    Thanks for your interesting blog post.
    With love from the rainy coast of North Norfolk, a coast of smugglers, pirates and mutineers 😉
    The Fab Four of Cley
    🙂 🙂 🙂 🙂

    Liked by 1 person

    1. P.S.
      It seems to me that the Bounty films were quite often seen from the argument of Fletcher and the mutineers that Blight was a cruel captain. So they argued in the court. But historical evidence shows that Blight punished his crew members less than other captains. The real background of this mutiny was a fight about the nautical career. Fletcher was in his thirties and it was his very last chance to rise in the nautical hierarchy. Blight was his competitor. This aspect is left out in the two Bounty films we have seen (we can’t remember which one those were).

      Liked by 1 person

      1. Thanks for the local knowledge, and the history, KB. I agree that Bligh was painted as a villain because of the later story. But he led the loyal survivors to safety with great seamanship, and he was exonerated by the Court Martial, continuing to serve in the Royal Navy.
        Best wishes, Pete and Ollie. X

        Liked by 1 person

  2. A fabulous film, one of our all time favourites, Pete. 🙂 I agree, it’s best to watch the film in the order they were made. “The Mutiny on the Bounty” takes up quite some space in our pirate library. 🙂

    Liked by 2 people

  3. The Anthony Hopkins and Mel Gibson version is an excellent movie. I don’t recall the others, which probably attributes to why they’re not as good. This was a great comparison, and not usual for the remake to be better.

    Liked by 1 person

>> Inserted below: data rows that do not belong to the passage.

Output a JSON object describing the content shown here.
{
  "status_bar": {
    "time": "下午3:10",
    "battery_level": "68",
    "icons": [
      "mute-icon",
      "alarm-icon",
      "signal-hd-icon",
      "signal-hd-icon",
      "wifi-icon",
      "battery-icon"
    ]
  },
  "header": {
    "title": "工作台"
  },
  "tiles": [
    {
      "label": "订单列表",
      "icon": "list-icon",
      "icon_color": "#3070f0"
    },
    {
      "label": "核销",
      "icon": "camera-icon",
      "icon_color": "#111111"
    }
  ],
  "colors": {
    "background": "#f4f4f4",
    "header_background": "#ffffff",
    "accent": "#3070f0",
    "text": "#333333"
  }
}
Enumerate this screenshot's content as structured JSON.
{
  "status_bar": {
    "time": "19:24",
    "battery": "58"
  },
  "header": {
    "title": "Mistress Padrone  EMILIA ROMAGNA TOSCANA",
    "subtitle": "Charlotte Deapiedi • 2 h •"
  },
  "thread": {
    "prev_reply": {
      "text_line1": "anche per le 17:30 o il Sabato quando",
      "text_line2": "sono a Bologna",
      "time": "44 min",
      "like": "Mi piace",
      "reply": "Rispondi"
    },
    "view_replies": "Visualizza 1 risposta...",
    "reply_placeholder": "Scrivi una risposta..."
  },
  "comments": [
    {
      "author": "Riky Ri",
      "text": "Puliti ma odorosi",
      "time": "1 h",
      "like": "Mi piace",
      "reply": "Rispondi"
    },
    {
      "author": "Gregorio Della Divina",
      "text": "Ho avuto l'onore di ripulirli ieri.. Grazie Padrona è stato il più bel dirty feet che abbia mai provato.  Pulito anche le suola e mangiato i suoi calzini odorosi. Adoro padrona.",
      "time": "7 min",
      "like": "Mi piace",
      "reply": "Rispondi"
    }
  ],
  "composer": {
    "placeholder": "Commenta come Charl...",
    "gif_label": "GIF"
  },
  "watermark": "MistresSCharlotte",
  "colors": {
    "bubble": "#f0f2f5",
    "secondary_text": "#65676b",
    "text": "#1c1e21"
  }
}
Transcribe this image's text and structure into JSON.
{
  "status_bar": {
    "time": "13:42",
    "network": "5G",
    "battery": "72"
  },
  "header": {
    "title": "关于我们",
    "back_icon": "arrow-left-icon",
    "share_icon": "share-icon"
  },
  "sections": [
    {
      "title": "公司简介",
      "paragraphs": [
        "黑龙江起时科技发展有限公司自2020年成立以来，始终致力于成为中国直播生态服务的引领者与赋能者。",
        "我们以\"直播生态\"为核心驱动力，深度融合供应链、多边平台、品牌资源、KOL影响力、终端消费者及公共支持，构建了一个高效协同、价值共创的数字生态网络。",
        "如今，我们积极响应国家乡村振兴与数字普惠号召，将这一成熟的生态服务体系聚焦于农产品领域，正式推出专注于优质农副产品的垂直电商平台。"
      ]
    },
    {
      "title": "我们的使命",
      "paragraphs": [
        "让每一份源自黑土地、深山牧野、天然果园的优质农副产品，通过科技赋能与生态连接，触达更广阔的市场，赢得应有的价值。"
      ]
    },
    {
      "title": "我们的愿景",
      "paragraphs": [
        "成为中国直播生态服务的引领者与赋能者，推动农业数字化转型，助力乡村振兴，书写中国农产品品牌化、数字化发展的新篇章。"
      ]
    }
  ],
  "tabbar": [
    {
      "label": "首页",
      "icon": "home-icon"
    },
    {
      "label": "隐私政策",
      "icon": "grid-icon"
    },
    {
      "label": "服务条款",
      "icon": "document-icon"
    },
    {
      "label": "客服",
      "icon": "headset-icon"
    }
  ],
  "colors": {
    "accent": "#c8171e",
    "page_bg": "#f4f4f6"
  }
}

  4. Great post 🙂 It has been a while since I have seen all of these versions, but I do remember all of them being very good. I remember that the Brando version had a troubled production history based on what I have read. Anyway, keep up the great work as always 🙂

    Liked by 1 person

  5. I loved the Anthony Hopkins version, but haven’t seen the others so I can’t compare. I thought Mel Gibson’s role was terrific as well: he was so intense in that one! Being better than all previous installments is indeed quite the achievement 😊😊

    Liked by 1 person

        1. Agreed. The film is all about Bligh, and they all did a fair shot at bringing him to life, with Laughton pipping it. I just liked the seafaring authenticity of the last version.
          Thanks very much for reblogging too.
          Best wishes, Pete.

          Like

  6. I am the one always complaining about remakes, but here you get me to contradict myself – the remakes kept getting better. Although I never saw the very original – I agree with your review here totally.

    Liked by 1 person

  7. I liked the Anthony Hopkins version but haven’t seen the rest. I have seen also In the heart of the Sea, which although isn’t a remake, tells the story of the actual shipwreck by whale that MoB is based on, and liked that too.

    Liked by 1 person

All comments welcome

Fill in your details below or click an icon to log in:

WordPress.com Logo

You are commenting using your WordPress.com account. Log Out /  Change )

Google+ photo

You are commenting using your Google+ account. Log Out /  Change )

Twitter picture

You are commenting using your Twitter account. Log Out /  Change )

Facebook photo

You are commenting using your Facebook account. Log Out /  Change )

Connecting to %s

This site uses Akismet to reduce spam. Learn how your comment data is processed.